A possible explanation to the opposite tendencies observed could be as follows: with regard to Laundry detergents, the confinement reduced the possibility to go out and so the frequent need to wash clothes. On the other side, confinement doubtlessly led to an increase in the number of meals consumed at home, with a consequent increase in dishwashing activities. This high percentage in the age class 1–5 years underlines the need of a greater parental supervision when using products not suitable for children.
Regarding Biocidal products, a statistically significant increase during the lockdown period was observed. This result is probably due to Disinfectants. Chang et al.  observed a similar trend, although the statistical significance was not evaluated. Increased calls regarding household disinfectants were registered by several PCs around the world [5, 8, 9, 32]. In the present study, the statistical significance was specifically reached for Disinfectants and algaecides not intended for direct application to humans or animals, while Biocidal products for human hygiene (PP-BIO-1) only show a not statistically significant increased percentage. In the recent past, Wieck et al.  performed a study to investigate the knowledge about the appropriate use of biocidal products through a standardised questionnaire fed to German consumers. The research highlighted how only the 21% of consumers provided the exact definition of biocide. Nevertheless, the majority of the interviewees seemed not to be aware when and where they were actually using specific biocidal products. As a matter of fact, the product types mentioned in the interview often did not correspond to those the researchers actually found in interviewees’ houses. The highest percentage of the interviewees failed to mention disinfectants used for surfaces (17%). This type of biocides (PP-BIO-2) are often perceived as simply cleaners with a lower risk associated compared, for example, to Insecticides (PP-BIO-18). A survey of the Joint Research Centre of the European Commission  highlighted that more than a half of EU citizens always read the instructions before using pesticides and insecticides, but the reliance on the instructions is less common for other categories of chemical products. This underestimation of the risk could have led to dangerous exposures especially regarding disinfectants for surfaces frequently used in COVID-19 period.
Considering Cosmetics, both Handwashing soaps and Handwashing gel products show a statistically significant increase in March–May 2020 with respect to the expected value. In both cases, children aged 1–5 years mainly drive this increase. This evidence is consistent with the findings of Hakimi and Armstrong , who pointed out a significant increase in daily calls to US PCs regarding paediatric hand sanitizer exposures in March 2020 compared to March 2018–2019 and to January–February 2020, yet referring to children aged 12 years and younger.
Limitation to the study

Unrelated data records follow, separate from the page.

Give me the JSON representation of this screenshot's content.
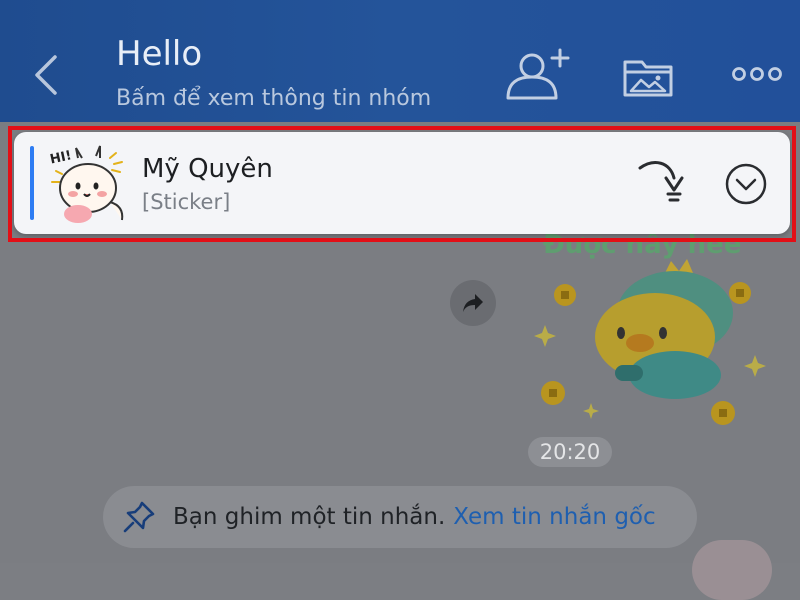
{
  "header": {
    "title": "Hello",
    "subtitle": "Bấm để xem thông tin nhóm",
    "icons": [
      "back-icon",
      "add-member-icon",
      "media-folder-icon",
      "more-icon"
    ]
  },
  "pinned": {
    "sender": "Mỹ Quyên",
    "message_type": "[Sticker]",
    "icons": [
      "sticker-thumbnail",
      "jump-to-message-icon",
      "expand-chevron-icon"
    ]
  },
  "chat": {
    "message_time": "20:20",
    "sticker_caption": "Được nầy hee",
    "pin_notice_text": "Bạn ghim một tin nhắn.",
    "pin_notice_link": "Xem tin nhắn gốc"
  },
  "colors": {
    "header": "#22509a",
    "overlay": "#7b7d82",
    "card": "#f4f5f8",
    "highlight": "#e30f17",
    "accent": "#2d7cf3",
    "link": "#1e5fb0"
  }
}
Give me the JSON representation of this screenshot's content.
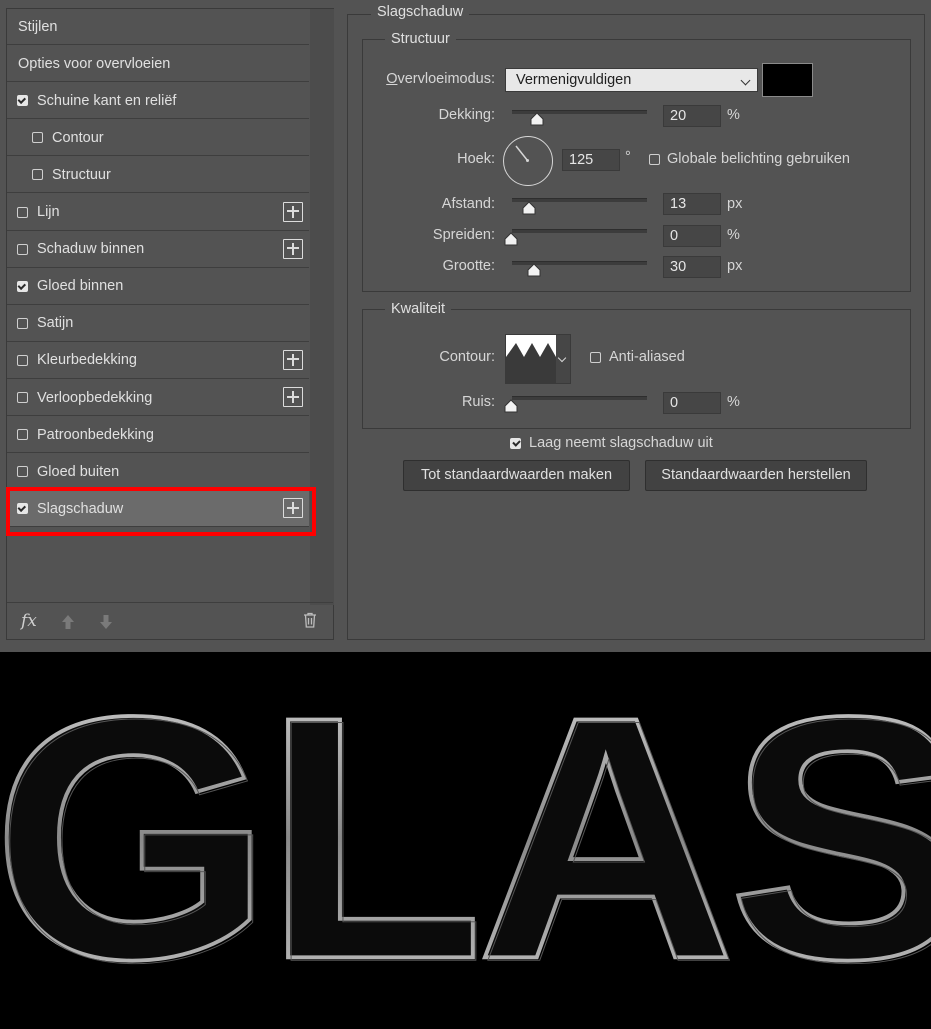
{
  "left_panel": {
    "items": [
      {
        "label": "Stijlen",
        "checkbox": false,
        "checked": false,
        "indent": false,
        "plus": false
      },
      {
        "label": "Opties voor overvloeien",
        "checkbox": false,
        "checked": false,
        "indent": false,
        "plus": false
      },
      {
        "label": "Schuine kant en reliëf",
        "checkbox": true,
        "checked": true,
        "indent": false,
        "plus": false
      },
      {
        "label": "Contour",
        "checkbox": true,
        "checked": false,
        "indent": true,
        "plus": false
      },
      {
        "label": "Structuur",
        "checkbox": true,
        "checked": false,
        "indent": true,
        "plus": false
      },
      {
        "label": "Lijn",
        "checkbox": true,
        "checked": false,
        "indent": false,
        "plus": true
      },
      {
        "label": "Schaduw binnen",
        "checkbox": true,
        "checked": false,
        "indent": false,
        "plus": true
      },
      {
        "label": "Gloed binnen",
        "checkbox": true,
        "checked": true,
        "indent": false,
        "plus": false
      },
      {
        "label": "Satijn",
        "checkbox": true,
        "checked": false,
        "indent": false,
        "plus": false
      },
      {
        "label": "Kleurbedekking",
        "checkbox": true,
        "checked": false,
        "indent": false,
        "plus": true
      },
      {
        "label": "Verloopbedekking",
        "checkbox": true,
        "checked": false,
        "indent": false,
        "plus": true
      },
      {
        "label": "Patroonbedekking",
        "checkbox": true,
        "checked": false,
        "indent": false,
        "plus": false
      },
      {
        "label": "Gloed buiten",
        "checkbox": true,
        "checked": false,
        "indent": false,
        "plus": false
      },
      {
        "label": "Slagschaduw",
        "checkbox": true,
        "checked": true,
        "indent": false,
        "plus": true,
        "selected": true
      }
    ],
    "fx_label": "fx"
  },
  "panel": {
    "title": "Slagschaduw",
    "structuur": {
      "title": "Structuur",
      "blend_label": "Overvloeimodus:",
      "blend_value": "Vermenigvuldigen",
      "shadow_color": "#000000",
      "opacity_label": "Dekking:",
      "opacity_value": "20",
      "opacity_unit": "%",
      "angle_label": "Hoek:",
      "angle_value": "125",
      "angle_unit": "°",
      "global_light_label": "Globale belichting gebruiken",
      "distance_label": "Afstand:",
      "distance_value": "13",
      "distance_unit": "px",
      "spread_label": "Spreiden:",
      "spread_value": "0",
      "spread_unit": "%",
      "size_label": "Grootte:",
      "size_value": "30",
      "size_unit": "px"
    },
    "kwaliteit": {
      "title": "Kwaliteit",
      "contour_label": "Contour:",
      "antialias_label": "Anti-aliased",
      "noise_label": "Ruis:",
      "noise_value": "0",
      "noise_unit": "%"
    },
    "knockout_label": "Laag neemt slagschaduw uit",
    "btn_default": "Tot standaardwaarden maken",
    "btn_reset": "Standaardwaarden herstellen"
  },
  "artwork": {
    "text": "GLAS"
  }
}
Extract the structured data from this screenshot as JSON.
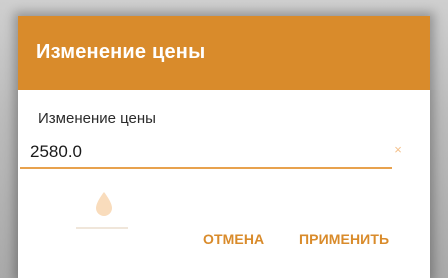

As mentioned before, ambiguous categorizations using the EuPCS are possible. Furthermore, the trade name of the products is sometimes not completely reported so it was not easy to identify the right EuPCS third-level category. For certain products, the statistical significance highlighted an association between the increasing frequency of exposures and the lockdown period, but the magnitude of the effect (Cohen’s w index) is generally small.